What lines in the records below mention "title"? List them all.

[SUPPLIED DATA]

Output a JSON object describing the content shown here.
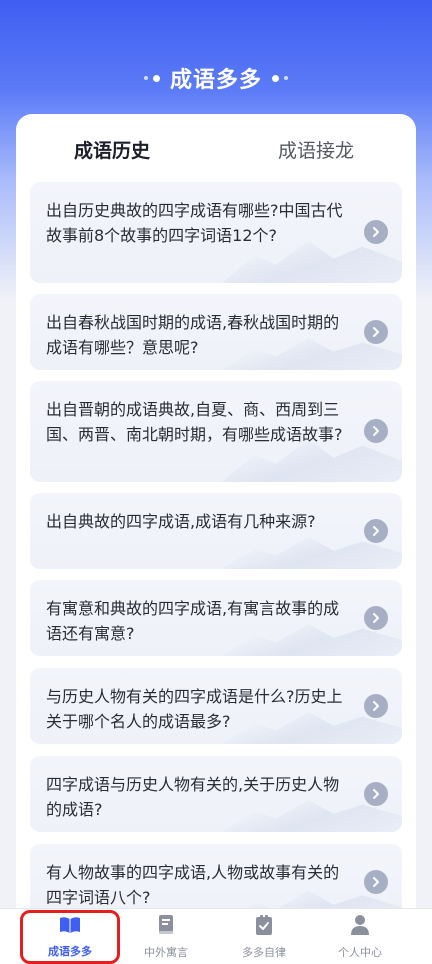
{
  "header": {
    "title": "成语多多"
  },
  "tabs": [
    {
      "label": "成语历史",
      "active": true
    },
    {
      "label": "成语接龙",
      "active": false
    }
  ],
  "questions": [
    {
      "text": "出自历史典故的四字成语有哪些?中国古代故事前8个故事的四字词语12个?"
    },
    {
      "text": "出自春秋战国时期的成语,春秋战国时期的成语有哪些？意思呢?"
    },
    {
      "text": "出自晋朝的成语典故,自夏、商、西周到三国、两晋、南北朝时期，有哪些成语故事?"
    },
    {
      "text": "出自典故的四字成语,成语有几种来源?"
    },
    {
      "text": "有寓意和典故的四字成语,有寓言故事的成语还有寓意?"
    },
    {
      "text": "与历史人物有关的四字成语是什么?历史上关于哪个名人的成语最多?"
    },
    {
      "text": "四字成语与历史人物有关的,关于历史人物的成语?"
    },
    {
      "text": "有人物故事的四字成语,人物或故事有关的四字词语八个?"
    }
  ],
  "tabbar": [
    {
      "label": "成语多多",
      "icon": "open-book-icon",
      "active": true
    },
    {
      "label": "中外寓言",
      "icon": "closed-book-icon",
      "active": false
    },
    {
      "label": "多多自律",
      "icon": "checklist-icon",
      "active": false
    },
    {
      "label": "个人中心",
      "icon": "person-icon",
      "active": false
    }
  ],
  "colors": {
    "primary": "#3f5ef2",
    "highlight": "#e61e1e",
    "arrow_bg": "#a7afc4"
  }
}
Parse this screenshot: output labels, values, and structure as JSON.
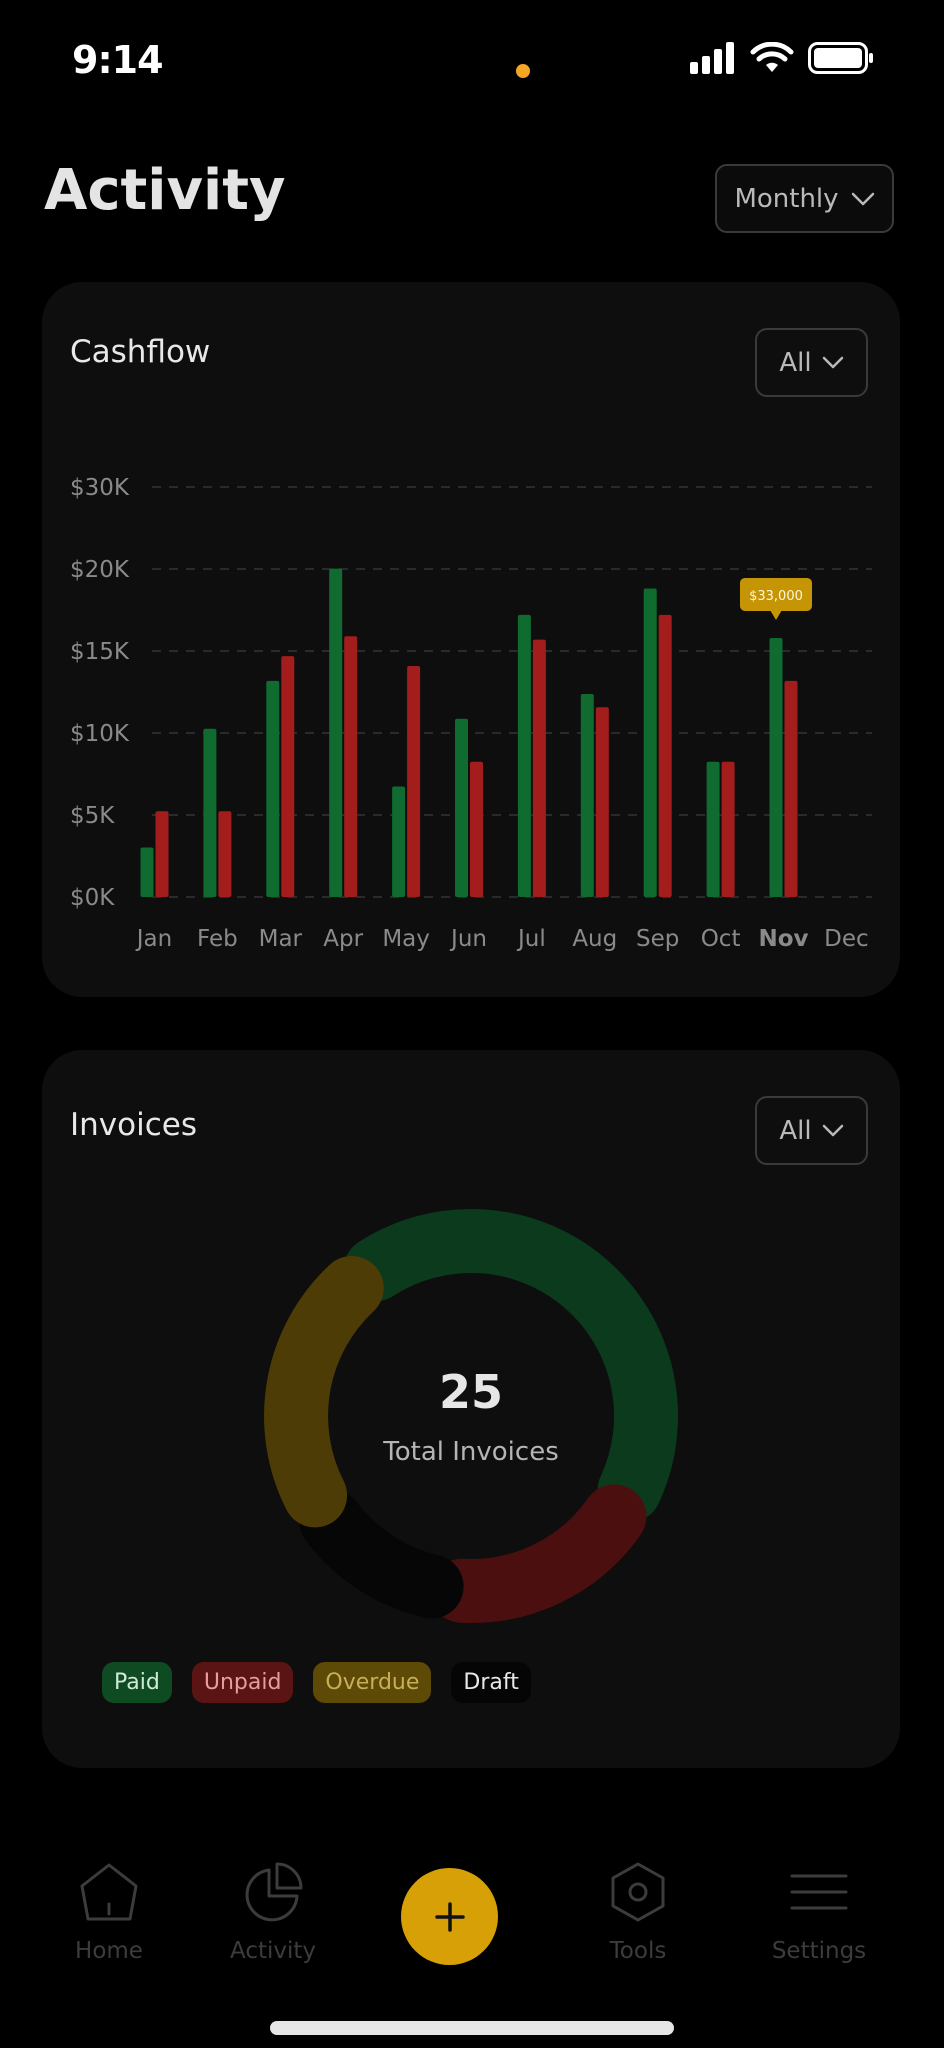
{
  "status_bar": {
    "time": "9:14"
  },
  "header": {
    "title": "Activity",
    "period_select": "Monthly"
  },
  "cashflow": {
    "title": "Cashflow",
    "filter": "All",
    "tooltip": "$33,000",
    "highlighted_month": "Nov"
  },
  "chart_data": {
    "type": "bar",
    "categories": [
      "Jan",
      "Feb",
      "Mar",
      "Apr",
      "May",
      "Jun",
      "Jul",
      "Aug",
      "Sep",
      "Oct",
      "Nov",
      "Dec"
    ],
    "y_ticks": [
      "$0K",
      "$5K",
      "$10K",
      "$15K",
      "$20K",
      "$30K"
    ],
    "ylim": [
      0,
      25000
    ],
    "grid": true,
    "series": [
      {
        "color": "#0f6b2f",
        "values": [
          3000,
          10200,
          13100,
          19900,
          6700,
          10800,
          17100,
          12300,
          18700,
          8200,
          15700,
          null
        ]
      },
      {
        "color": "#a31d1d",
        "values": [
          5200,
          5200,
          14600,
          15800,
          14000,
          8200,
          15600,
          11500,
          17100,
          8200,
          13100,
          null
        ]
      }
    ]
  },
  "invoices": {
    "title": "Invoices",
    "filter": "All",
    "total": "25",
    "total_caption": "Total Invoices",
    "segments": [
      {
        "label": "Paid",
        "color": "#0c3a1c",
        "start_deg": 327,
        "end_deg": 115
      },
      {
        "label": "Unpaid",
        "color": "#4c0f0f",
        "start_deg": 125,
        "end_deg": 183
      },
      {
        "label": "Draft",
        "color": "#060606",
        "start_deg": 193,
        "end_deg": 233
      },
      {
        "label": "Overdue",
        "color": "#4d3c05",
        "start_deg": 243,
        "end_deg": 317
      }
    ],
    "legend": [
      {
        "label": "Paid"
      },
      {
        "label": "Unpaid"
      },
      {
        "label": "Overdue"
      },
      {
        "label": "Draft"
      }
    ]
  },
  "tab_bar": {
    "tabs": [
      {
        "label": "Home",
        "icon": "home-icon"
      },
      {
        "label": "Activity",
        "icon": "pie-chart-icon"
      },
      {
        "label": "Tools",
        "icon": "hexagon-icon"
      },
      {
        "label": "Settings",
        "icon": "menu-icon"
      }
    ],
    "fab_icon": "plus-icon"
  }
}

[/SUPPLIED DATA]

# [REPLY]
    "title": "成语多多"
    "title": "Activity",
    "title": "Cashflow",
    "title": "Invoices",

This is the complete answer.